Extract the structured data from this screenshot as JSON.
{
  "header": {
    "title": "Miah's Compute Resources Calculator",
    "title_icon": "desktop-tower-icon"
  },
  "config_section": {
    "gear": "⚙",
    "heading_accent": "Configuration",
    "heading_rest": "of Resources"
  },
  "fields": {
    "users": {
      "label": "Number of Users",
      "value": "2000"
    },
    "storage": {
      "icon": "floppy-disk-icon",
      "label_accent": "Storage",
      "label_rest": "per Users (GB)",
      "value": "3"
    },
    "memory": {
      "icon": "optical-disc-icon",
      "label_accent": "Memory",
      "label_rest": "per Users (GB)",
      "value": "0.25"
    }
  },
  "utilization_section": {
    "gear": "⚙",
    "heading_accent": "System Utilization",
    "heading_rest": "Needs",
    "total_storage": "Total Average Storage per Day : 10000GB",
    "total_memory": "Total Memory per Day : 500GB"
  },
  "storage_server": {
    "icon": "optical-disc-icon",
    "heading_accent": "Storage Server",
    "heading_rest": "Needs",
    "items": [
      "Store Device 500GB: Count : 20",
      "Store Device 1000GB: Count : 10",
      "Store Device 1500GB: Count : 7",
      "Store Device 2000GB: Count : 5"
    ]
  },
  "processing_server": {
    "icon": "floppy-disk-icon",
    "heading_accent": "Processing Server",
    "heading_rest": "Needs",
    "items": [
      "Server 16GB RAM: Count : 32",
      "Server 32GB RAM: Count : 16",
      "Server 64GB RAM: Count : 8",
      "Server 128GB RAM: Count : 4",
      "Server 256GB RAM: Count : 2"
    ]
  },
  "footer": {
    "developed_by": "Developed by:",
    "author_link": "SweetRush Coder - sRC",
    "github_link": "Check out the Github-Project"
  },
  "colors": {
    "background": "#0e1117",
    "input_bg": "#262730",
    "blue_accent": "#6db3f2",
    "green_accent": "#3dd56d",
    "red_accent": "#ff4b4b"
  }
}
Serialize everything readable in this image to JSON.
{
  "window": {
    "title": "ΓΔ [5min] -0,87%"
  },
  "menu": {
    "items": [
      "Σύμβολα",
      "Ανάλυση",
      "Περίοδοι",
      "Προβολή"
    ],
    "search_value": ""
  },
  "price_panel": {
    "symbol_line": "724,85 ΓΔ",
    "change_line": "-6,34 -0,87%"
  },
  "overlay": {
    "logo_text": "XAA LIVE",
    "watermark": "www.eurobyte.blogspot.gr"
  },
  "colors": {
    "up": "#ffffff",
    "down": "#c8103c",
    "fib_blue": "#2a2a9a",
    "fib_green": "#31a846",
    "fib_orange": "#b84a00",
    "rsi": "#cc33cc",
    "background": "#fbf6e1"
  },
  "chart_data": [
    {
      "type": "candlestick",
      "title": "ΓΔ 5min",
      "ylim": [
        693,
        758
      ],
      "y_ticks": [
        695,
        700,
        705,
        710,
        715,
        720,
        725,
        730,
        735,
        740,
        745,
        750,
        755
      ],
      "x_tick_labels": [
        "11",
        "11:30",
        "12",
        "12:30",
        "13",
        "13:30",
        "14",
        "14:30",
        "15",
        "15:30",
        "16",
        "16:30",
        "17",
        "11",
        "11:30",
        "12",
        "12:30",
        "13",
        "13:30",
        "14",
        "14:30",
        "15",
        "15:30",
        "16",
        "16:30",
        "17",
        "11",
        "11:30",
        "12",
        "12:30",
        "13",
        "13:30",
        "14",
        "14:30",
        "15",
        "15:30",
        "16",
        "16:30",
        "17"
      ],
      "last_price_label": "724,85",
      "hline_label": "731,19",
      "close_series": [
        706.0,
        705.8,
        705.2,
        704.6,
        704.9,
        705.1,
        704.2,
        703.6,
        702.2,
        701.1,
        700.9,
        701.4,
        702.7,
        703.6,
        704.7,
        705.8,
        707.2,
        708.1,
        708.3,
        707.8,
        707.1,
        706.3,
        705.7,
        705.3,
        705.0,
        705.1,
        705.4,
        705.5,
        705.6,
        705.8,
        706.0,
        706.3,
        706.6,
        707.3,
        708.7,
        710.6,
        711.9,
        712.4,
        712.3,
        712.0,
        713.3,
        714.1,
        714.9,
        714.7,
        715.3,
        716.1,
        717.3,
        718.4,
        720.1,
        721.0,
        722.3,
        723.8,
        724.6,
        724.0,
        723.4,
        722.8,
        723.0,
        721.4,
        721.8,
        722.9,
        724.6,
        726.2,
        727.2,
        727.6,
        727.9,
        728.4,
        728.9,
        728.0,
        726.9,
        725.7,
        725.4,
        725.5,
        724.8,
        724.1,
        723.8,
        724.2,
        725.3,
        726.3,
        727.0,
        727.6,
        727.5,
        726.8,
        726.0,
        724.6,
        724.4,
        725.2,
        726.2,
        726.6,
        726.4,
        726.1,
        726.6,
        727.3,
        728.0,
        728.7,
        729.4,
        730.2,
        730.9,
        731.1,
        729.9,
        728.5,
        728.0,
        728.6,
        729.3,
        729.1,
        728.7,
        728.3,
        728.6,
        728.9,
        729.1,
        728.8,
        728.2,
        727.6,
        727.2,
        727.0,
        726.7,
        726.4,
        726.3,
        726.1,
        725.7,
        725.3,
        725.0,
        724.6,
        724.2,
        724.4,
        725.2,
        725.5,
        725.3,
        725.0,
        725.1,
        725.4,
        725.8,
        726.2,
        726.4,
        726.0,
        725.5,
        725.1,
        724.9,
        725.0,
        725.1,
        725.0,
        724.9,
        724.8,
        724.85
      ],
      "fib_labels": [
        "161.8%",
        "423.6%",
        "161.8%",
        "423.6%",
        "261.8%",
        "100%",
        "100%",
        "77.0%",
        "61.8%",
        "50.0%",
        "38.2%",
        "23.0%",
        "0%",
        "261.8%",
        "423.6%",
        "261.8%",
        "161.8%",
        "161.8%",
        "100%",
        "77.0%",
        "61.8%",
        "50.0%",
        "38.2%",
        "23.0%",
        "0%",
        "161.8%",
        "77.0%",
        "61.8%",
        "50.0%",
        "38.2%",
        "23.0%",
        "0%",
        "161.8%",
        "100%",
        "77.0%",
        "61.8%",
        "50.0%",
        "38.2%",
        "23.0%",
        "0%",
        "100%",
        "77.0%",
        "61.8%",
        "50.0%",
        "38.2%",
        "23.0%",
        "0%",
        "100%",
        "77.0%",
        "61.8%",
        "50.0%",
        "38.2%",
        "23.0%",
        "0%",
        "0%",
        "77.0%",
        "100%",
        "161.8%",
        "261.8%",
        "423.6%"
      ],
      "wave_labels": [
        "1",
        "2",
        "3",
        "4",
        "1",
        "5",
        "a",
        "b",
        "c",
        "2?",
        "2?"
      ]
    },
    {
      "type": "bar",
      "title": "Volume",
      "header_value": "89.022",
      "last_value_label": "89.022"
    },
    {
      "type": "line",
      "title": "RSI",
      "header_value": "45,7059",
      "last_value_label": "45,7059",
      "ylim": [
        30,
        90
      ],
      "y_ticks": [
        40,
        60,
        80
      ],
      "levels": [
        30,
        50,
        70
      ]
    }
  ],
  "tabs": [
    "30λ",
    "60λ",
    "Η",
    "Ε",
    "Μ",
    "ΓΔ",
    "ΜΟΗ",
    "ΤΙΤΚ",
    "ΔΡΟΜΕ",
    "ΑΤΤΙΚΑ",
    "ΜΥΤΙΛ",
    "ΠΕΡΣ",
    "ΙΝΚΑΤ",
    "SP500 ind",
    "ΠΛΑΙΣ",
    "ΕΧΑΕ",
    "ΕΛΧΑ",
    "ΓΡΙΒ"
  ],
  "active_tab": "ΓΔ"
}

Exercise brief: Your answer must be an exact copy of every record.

Exercise output:
Extract the structured data from this screenshot as JSON.
{
  "header": {
    "title": "Miah's Compute Resources Calculator",
    "title_icon": "desktop-tower-icon"
  },
  "config_section": {
    "gear": "⚙",
    "heading_accent": "Configuration",
    "heading_rest": "of Resources"
  },
  "fields": {
    "users": {
      "label": "Number of Users",
      "value": "2000"
    },
    "storage": {
      "icon": "floppy-disk-icon",
      "label_accent": "Storage",
      "label_rest": "per Users (GB)",
      "value": "3"
    },
    "memory": {
      "icon": "optical-disc-icon",
      "label_accent": "Memory",
      "label_rest": "per Users (GB)",
      "value": "0.25"
    }
  },
  "utilization_section": {
    "gear": "⚙",
    "heading_accent": "System Utilization",
    "heading_rest": "Needs",
    "total_storage": "Total Average Storage per Day : 10000GB",
    "total_memory": "Total Memory per Day : 500GB"
  },
  "storage_server": {
    "icon": "optical-disc-icon",
    "heading_accent": "Storage Server",
    "heading_rest": "Needs",
    "items": [
      "Store Device 500GB: Count : 20",
      "Store Device 1000GB: Count : 10",
      "Store Device 1500GB: Count : 7",
      "Store Device 2000GB: Count : 5"
    ]
  },
  "processing_server": {
    "icon": "floppy-disk-icon",
    "heading_accent": "Processing Server",
    "heading_rest": "Needs",
    "items": [
      "Server 16GB RAM: Count : 32",
      "Server 32GB RAM: Count : 16",
      "Server 64GB RAM: Count : 8",
      "Server 128GB RAM: Count : 4",
      "Server 256GB RAM: Count : 2"
    ]
  },
  "footer": {
    "developed_by": "Developed by:",
    "author_link": "SweetRush Coder - sRC",
    "github_link": "Check out the Github-Project"
  },
  "colors": {
    "background": "#0e1117",
    "input_bg": "#262730",
    "blue_accent": "#6db3f2",
    "green_accent": "#3dd56d",
    "red_accent": "#ff4b4b"
  }
}
Serialize everything readable in this image to JSON.
{
  "window": {
    "title": "ΓΔ [5min] -0,87%"
  },
  "menu": {
    "items": [
      "Σύμβολα",
      "Ανάλυση",
      "Περίοδοι",
      "Προβολή"
    ],
    "search_value": ""
  },
  "price_panel": {
    "symbol_line": "724,85 ΓΔ",
    "change_line": "-6,34 -0,87%"
  },
  "overlay": {
    "logo_text": "XAA LIVE",
    "watermark": "www.eurobyte.blogspot.gr"
  },
  "colors": {
    "up": "#ffffff",
    "down": "#c8103c",
    "fib_blue": "#2a2a9a",
    "fib_green": "#31a846",
    "fib_orange": "#b84a00",
    "rsi": "#cc33cc",
    "background": "#fbf6e1"
  },
  "chart_data": [
    {
      "type": "candlestick",
      "title": "ΓΔ 5min",
      "ylim": [
        693,
        758
      ],
      "y_ticks": [
        695,
        700,
        705,
        710,
        715,
        720,
        725,
        730,
        735,
        740,
        745,
        750,
        755
      ],
      "x_tick_labels": [
        "11",
        "11:30",
        "12",
        "12:30",
        "13",
        "13:30",
        "14",
        "14:30",
        "15",
        "15:30",
        "16",
        "16:30",
        "17",
        "11",
        "11:30",
        "12",
        "12:30",
        "13",
        "13:30",
        "14",
        "14:30",
        "15",
        "15:30",
        "16",
        "16:30",
        "17",
        "11",
        "11:30",
        "12",
        "12:30",
        "13",
        "13:30",
        "14",
        "14:30",
        "15",
        "15:30",
        "16",
        "16:30",
        "17"
      ],
      "last_price_label": "724,85",
      "hline_label": "731,19",
      "close_series": [
        706.0,
        705.8,
        705.2,
        704.6,
        704.9,
        705.1,
        704.2,
        703.6,
        702.2,
        701.1,
        700.9,
        701.4,
        702.7,
        703.6,
        704.7,
        705.8,
        707.2,
        708.1,
        708.3,
        707.8,
        707.1,
        706.3,
        705.7,
        705.3,
        705.0,
        705.1,
        705.4,
        705.5,
        705.6,
        705.8,
        706.0,
        706.3,
        706.6,
        707.3,
        708.7,
        710.6,
        711.9,
        712.4,
        712.3,
        712.0,
        713.3,
        714.1,
        714.9,
        714.7,
        715.3,
        716.1,
        717.3,
        718.4,
        720.1,
        721.0,
        722.3,
        723.8,
        724.6,
        724.0,
        723.4,
        722.8,
        723.0,
        721.4,
        721.8,
        722.9,
        724.6,
        726.2,
        727.2,
        727.6,
        727.9,
        728.4,
        728.9,
        728.0,
        726.9,
        725.7,
        725.4,
        725.5,
        724.8,
        724.1,
        723.8,
        724.2,
        725.3,
        726.3,
        727.0,
        727.6,
        727.5,
        726.8,
        726.0,
        724.6,
        724.4,
        725.2,
        726.2,
        726.6,
        726.4,
        726.1,
        726.6,
        727.3,
        728.0,
        728.7,
        729.4,
        730.2,
        730.9,
        731.1,
        729.9,
        728.5,
        728.0,
        728.6,
        729.3,
        729.1,
        728.7,
        728.3,
        728.6,
        728.9,
        729.1,
        728.8,
        728.2,
        727.6,
        727.2,
        727.0,
        726.7,
        726.4,
        726.3,
        726.1,
        725.7,
        725.3,
        725.0,
        724.6,
        724.2,
        724.4,
        725.2,
        725.5,
        725.3,
        725.0,
        725.1,
        725.4,
        725.8,
        726.2,
        726.4,
        726.0,
        725.5,
        725.1,
        724.9,
        725.0,
        725.1,
        725.0,
        724.9,
        724.8,
        724.85
      ],
      "fib_labels": [
        "161.8%",
        "423.6%",
        "161.8%",
        "423.6%",
        "261.8%",
        "100%",
        "100%",
        "77.0%",
        "61.8%",
        "50.0%",
        "38.2%",
        "23.0%",
        "0%",
        "261.8%",
        "423.6%",
        "261.8%",
        "161.8%",
        "161.8%",
        "100%",
        "77.0%",
        "61.8%",
        "50.0%",
        "38.2%",
        "23.0%",
        "0%",
        "161.8%",
        "77.0%",
        "61.8%",
        "50.0%",
        "38.2%",
        "23.0%",
        "0%",
        "161.8%",
        "100%",
        "77.0%",
        "61.8%",
        "50.0%",
        "38.2%",
        "23.0%",
        "0%",
        "100%",
        "77.0%",
        "61.8%",
        "50.0%",
        "38.2%",
        "23.0%",
        "0%",
        "100%",
        "77.0%",
        "61.8%",
        "50.0%",
        "38.2%",
        "23.0%",
        "0%",
        "0%",
        "77.0%",
        "100%",
        "161.8%",
        "261.8%",
        "423.6%"
      ],
      "wave_labels": [
        "1",
        "2",
        "3",
        "4",
        "1",
        "5",
        "a",
        "b",
        "c",
        "2?",
        "2?"
      ]
    },
    {
      "type": "bar",
      "title": "Volume",
      "header_value": "89.022",
      "last_value_label": "89.022"
    },
    {
      "type": "line",
      "title": "RSI",
      "header_value": "45,7059",
      "last_value_label": "45,7059",
      "ylim": [
        30,
        90
      ],
      "y_ticks": [
        40,
        60,
        80
      ],
      "levels": [
        30,
        50,
        70
      ]
    }
  ],
  "tabs": [
    "30λ",
    "60λ",
    "Η",
    "Ε",
    "Μ",
    "ΓΔ",
    "ΜΟΗ",
    "ΤΙΤΚ",
    "ΔΡΟΜΕ",
    "ΑΤΤΙΚΑ",
    "ΜΥΤΙΛ",
    "ΠΕΡΣ",
    "ΙΝΚΑΤ",
    "SP500 ind",
    "ΠΛΑΙΣ",
    "ΕΧΑΕ",
    "ΕΛΧΑ",
    "ΓΡΙΒ"
  ],
  "active_tab": "ΓΔ"
}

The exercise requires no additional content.